- [Instructor] So let's talk about understanding the problems that we need to solve when we approach cloud architecture. So, what's important is that we understand requirements are key, so the business requirements, the business case, the technical requirements, the ability to, in essence, address the business in terms of their needs and how they map into a particular technology configuration, either cloud or non-cloud. So we need to understand the "as is" state of things and how we're going to move to the "to be," that's in essence what we're doing. So, in other words, assess everything that they have now, becoming a expert in terms of the business processes and the data that exist within the business currently, and then understand the vision as to where they need to go so what are the business problems you're looking to solve, and how you're going to get to solving those business problems by configuring technology in a different way to solve them.
So the "as is" is what needs to improve, it's really a current state assessment. So the ability to kind of look at the data, look at the processes, look at the people, look at the organization, look at everything and how it's going, and how do you find that out? Well technical documentation, system analysis, independents, in other words you're doing it yourself or you're working with them to do it. And also talking to people, there's a certain human interaction that comes along with being a cloud architect, you have to understand what the business problems are by interviewing individuals.
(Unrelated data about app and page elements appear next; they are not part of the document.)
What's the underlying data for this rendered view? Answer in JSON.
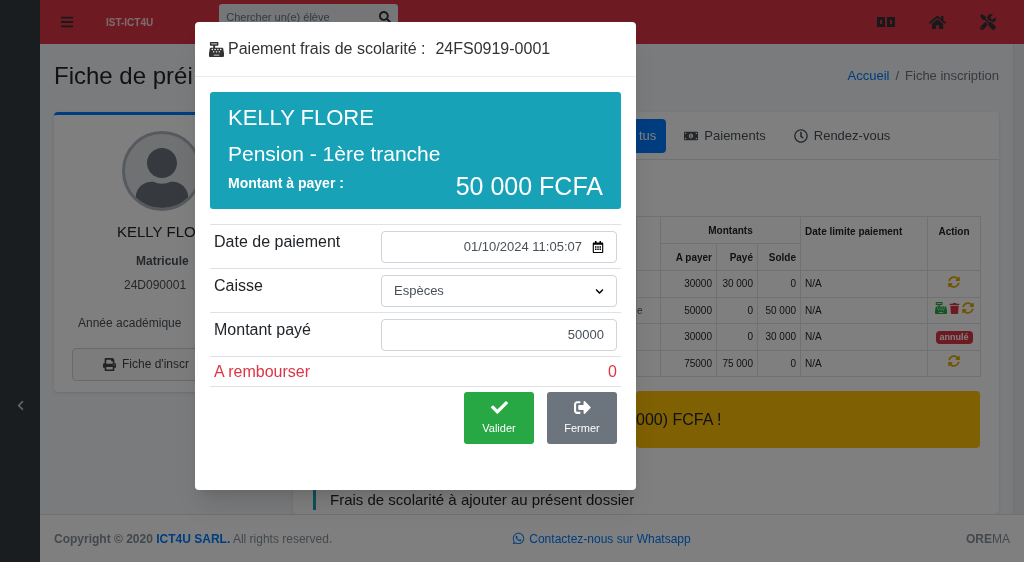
{
  "header": {
    "brand": "IST-ICT4U",
    "search": {
      "placeholder": "Chercher un(e) élève"
    }
  },
  "page": {
    "title": "Fiche de préi",
    "breadcrumb": [
      {
        "label": "Accueil",
        "link": true
      },
      {
        "label": "Fiche inscription",
        "link": false
      }
    ],
    "breadcrumb_separator": "/"
  },
  "profile_card": {
    "name": "KELLY FLO",
    "matricule_label": "Matricule",
    "matricule": "24D090001",
    "year_label": "Année académique",
    "print_button": "Fiche d'inscr"
  },
  "tabs": [
    {
      "label": "tus",
      "selected": true
    },
    {
      "label": "Paiements",
      "selected": false
    },
    {
      "label": "Rendez-vous",
      "selected": false
    }
  ],
  "fees_table": {
    "group_header": "Montants",
    "amount_columns": [
      "A payer",
      "Payé",
      "Solde"
    ],
    "date_column": "Date limite paiement",
    "action_column": "Action",
    "rows": [
      {
        "to_pay": "30000",
        "paid": "30 000",
        "balance": "0",
        "deadline": "N/A",
        "action": {
          "kind": "renew"
        }
      },
      {
        "column_1": "e",
        "to_pay": "50000",
        "paid": "0",
        "balance": "50 000",
        "deadline": "N/A",
        "action": {
          "kind": "pending"
        }
      },
      {
        "to_pay": "30000",
        "paid": "0",
        "balance": "30 000",
        "deadline": "N/A",
        "action": {
          "kind": "cancelled",
          "badge": "annulé"
        }
      },
      {
        "to_pay": "75000",
        "paid": "75 000",
        "balance": "0",
        "deadline": "N/A",
        "action": {
          "kind": "renew"
        }
      }
    ]
  },
  "alert": {
    "text": "000) FCFA !"
  },
  "section_title": "Frais de scolarité à ajouter au présent dossier",
  "footer": {
    "copyright": "**Copyright © 2020**",
    "company": "ICT4U SARL.",
    "rights": "All rights reserved.",
    "contact": "Contactez-nous sur Whatsapp",
    "brand": "**ORE**MA"
  },
  "modal": {
    "title": "Paiement frais de scolarité :",
    "reference": "24FS0919-0001",
    "summary": {
      "student": "KELLY FLORE",
      "fee": "Pension - 1ère tranche",
      "amount_label": "Montant à payer :",
      "amount": "50 000 FCFA"
    },
    "fields": [
      {
        "kind": "datetime",
        "label": "Date de paiement",
        "value": "01/10/2024 11:05:07"
      },
      {
        "kind": "select",
        "label": "Caisse",
        "value": "Espèces"
      },
      {
        "kind": "amount",
        "label": "Montant payé",
        "value": "50000"
      }
    ],
    "refund": {
      "label": "A rembourser",
      "value": "0"
    },
    "buttons": [
      {
        "kind": "confirm",
        "label": "Valider"
      },
      {
        "kind": "close",
        "label": "Fermer"
      }
    ]
  }
}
You'll find that many things aren't necessarily written down or even asked, so you need to figure them out. And then, we're moving to the "to be." How can it be improved? In other words, what things need to happen in order to create a technology solution that's going to be much better than the "as is" state. And then the future state definition, so the ability to kind of define in writing and give to a client or give to your leaders or give to the stakeholders exactly what you see the future really defining and looking like. What is cloud computing going to bring to them? Is it going to be scalability, is it going to be better agility, is it going to be cheaper operational costs? All these things really kind of factor into it, and these are typically documents you create, can be PowerPoint presentations, can be spreadsheets, all of the above, but something that defines what the future state's going to be so we have a meeting of the minds in terms of where we're going and understand how we're going to get there.
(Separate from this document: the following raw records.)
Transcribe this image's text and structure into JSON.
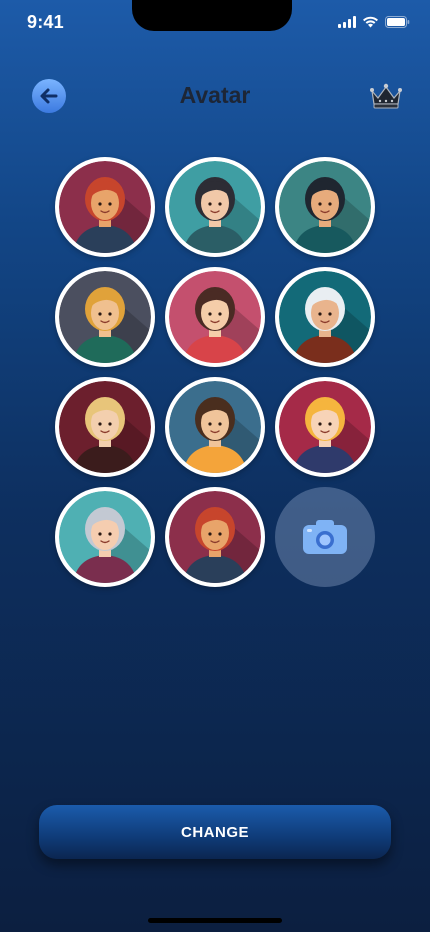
{
  "status_bar": {
    "time": "9:41",
    "icons": [
      "signal-icon",
      "wifi-icon",
      "battery-icon"
    ]
  },
  "header": {
    "title": "Avatar",
    "back_icon": "arrow-left-icon",
    "right_icon": "crown-icon"
  },
  "avatars": [
    {
      "name": "avatar-woman-red-hijab",
      "bg": "#8c2f4b",
      "skin": "#e8a46a",
      "hair": "#c7452c",
      "shirt": "#2a3f5a"
    },
    {
      "name": "avatar-man-dark-hair",
      "bg": "#3f9ea3",
      "skin": "#f1c8a8",
      "hair": "#2d2d35",
      "shirt": "#2b5e66"
    },
    {
      "name": "avatar-woman-long-dark-hair",
      "bg": "#3c8584",
      "skin": "#e7ab7c",
      "hair": "#1f2630",
      "shirt": "#17595e"
    },
    {
      "name": "avatar-man-blond",
      "bg": "#4b4f5f",
      "skin": "#f0c08f",
      "hair": "#e0a23a",
      "shirt": "#1f6b5a"
    },
    {
      "name": "avatar-girl-brown-hair",
      "bg": "#c4506e",
      "skin": "#f5cda9",
      "hair": "#4a2b24",
      "shirt": "#d84449"
    },
    {
      "name": "avatar-old-man-beard",
      "bg": "#136a78",
      "skin": "#e9b48d",
      "hair": "#e9eef2",
      "shirt": "#7a2e1c"
    },
    {
      "name": "avatar-woman-blonde-curly",
      "bg": "#6c1f2d",
      "skin": "#f3cfae",
      "hair": "#e8c57a",
      "shirt": "#3b1c1c"
    },
    {
      "name": "avatar-boy-brown-hair",
      "bg": "#3b6e8d",
      "skin": "#f0c49a",
      "hair": "#4a2e1e",
      "shirt": "#f4a43a"
    },
    {
      "name": "avatar-girl-blonde",
      "bg": "#a52a48",
      "skin": "#f7d3b7",
      "hair": "#f5b53e",
      "shirt": "#2f3a6b"
    },
    {
      "name": "avatar-grandma",
      "bg": "#4fb0b3",
      "skin": "#f5cdb0",
      "hair": "#c3c9d3",
      "shirt": "#7a2e4e"
    },
    {
      "name": "avatar-woman-red-hijab-2",
      "bg": "#8c2f4b",
      "skin": "#e8a46a",
      "hair": "#c7452c",
      "shirt": "#2a3f5a"
    }
  ],
  "upload": {
    "icon": "camera-icon"
  },
  "actions": {
    "change_label": "CHANGE"
  }
}
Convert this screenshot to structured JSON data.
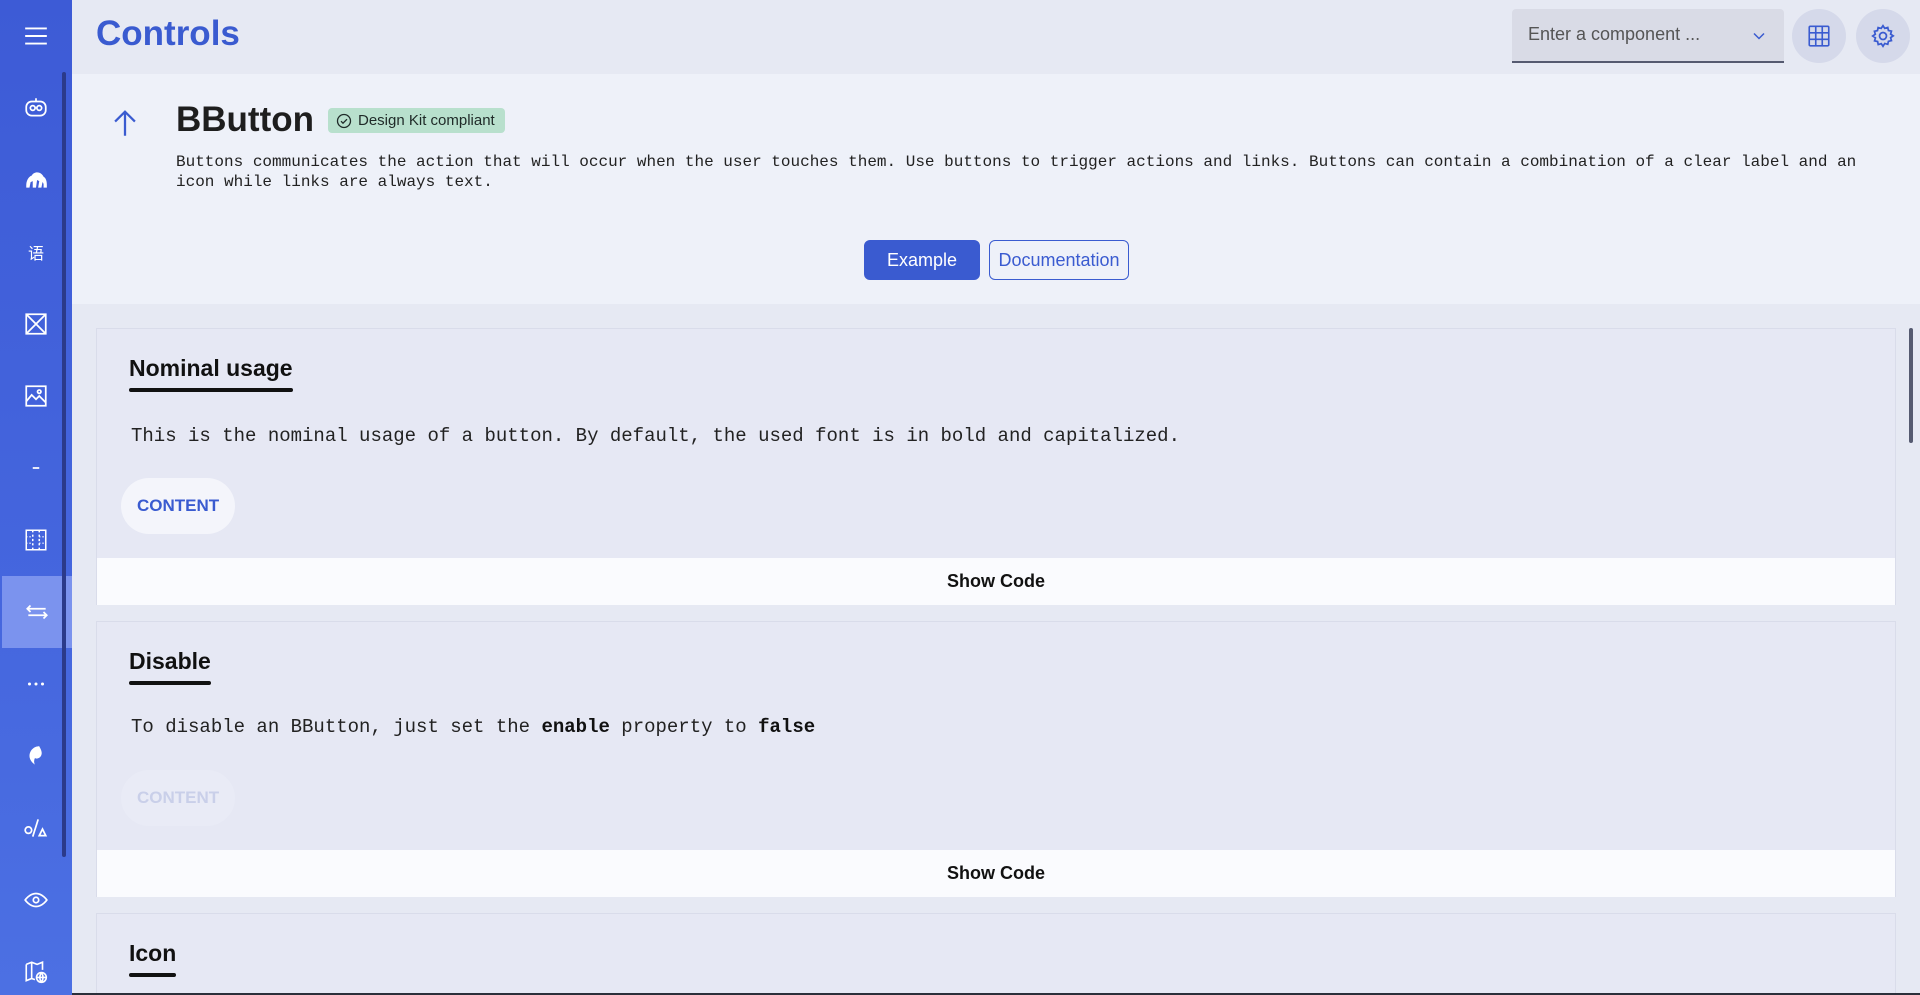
{
  "header": {
    "title": "Controls",
    "search_placeholder": "Enter a component ..."
  },
  "component": {
    "name": "BButton",
    "badge": "Design Kit compliant",
    "description": "Buttons communicates the action that will occur when the user touches them. Use buttons to trigger actions and links. Buttons can contain a combination of a clear label and an icon while links are always text.",
    "tabs": [
      "Example",
      "Documentation"
    ],
    "active_tab": "Example"
  },
  "sidebar": {
    "items": [
      {
        "icon": "menu-icon"
      },
      {
        "icon": "robot-icon"
      },
      {
        "icon": "hand-icon"
      },
      {
        "icon": "language-icon",
        "text": "语"
      },
      {
        "icon": "image-placeholder-icon"
      },
      {
        "icon": "image-icon"
      },
      {
        "icon": "minus-icon"
      },
      {
        "icon": "grid-icon"
      },
      {
        "icon": "swap-arrows-icon",
        "active": true
      },
      {
        "icon": "more-horizontal-icon"
      },
      {
        "icon": "spinner-icon"
      },
      {
        "icon": "shapes-icon"
      },
      {
        "icon": "eye-icon"
      },
      {
        "icon": "map-globe-icon"
      }
    ]
  },
  "sections": [
    {
      "title": "Nominal usage",
      "text": "This is the nominal usage of a button. By default, the used font is in bold and capitalized.",
      "button_label": "CONTENT",
      "show_code": "Show Code"
    },
    {
      "title": "Disable",
      "text_prefix": "To disable an BButton, just set the ",
      "text_bold1": "enable",
      "text_mid": " property to ",
      "text_bold2": "false",
      "button_label": "CONTENT",
      "show_code": "Show Code"
    },
    {
      "title": "Icon"
    }
  ],
  "colors": {
    "primary": "#3a5bd0",
    "sidebar": "#4566de",
    "badge_bg": "#b8e0cd"
  }
}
And then the technology leverage, we have infrastructure as a service, and all the tools and technology that exists under those particular kinds of cloud like AWS and Google and Microsoft, and software as a service like salesforce.com, security systems like identity access management, DevOps, hundreds of tools that basically exist there, and all other sorts of things that may be relevant, and you'll find that every time you leverage a cloud-based solution and move into a cloud-based architecture, it's always going to be different, it's always going to be a snowflake so to speak in terms of you configuring your technology.
You're going to see the technology over and over again, but the way in which you configure it and the way in which you leverage it and the configuration and the approach you're going to leverage it with is always going to be a bit different.
- Cloud architecture basics
- What problems need to be solved?
- The "as is" and "to be" states
- Cloud storage, CPUs, and databases
- Building your first architecture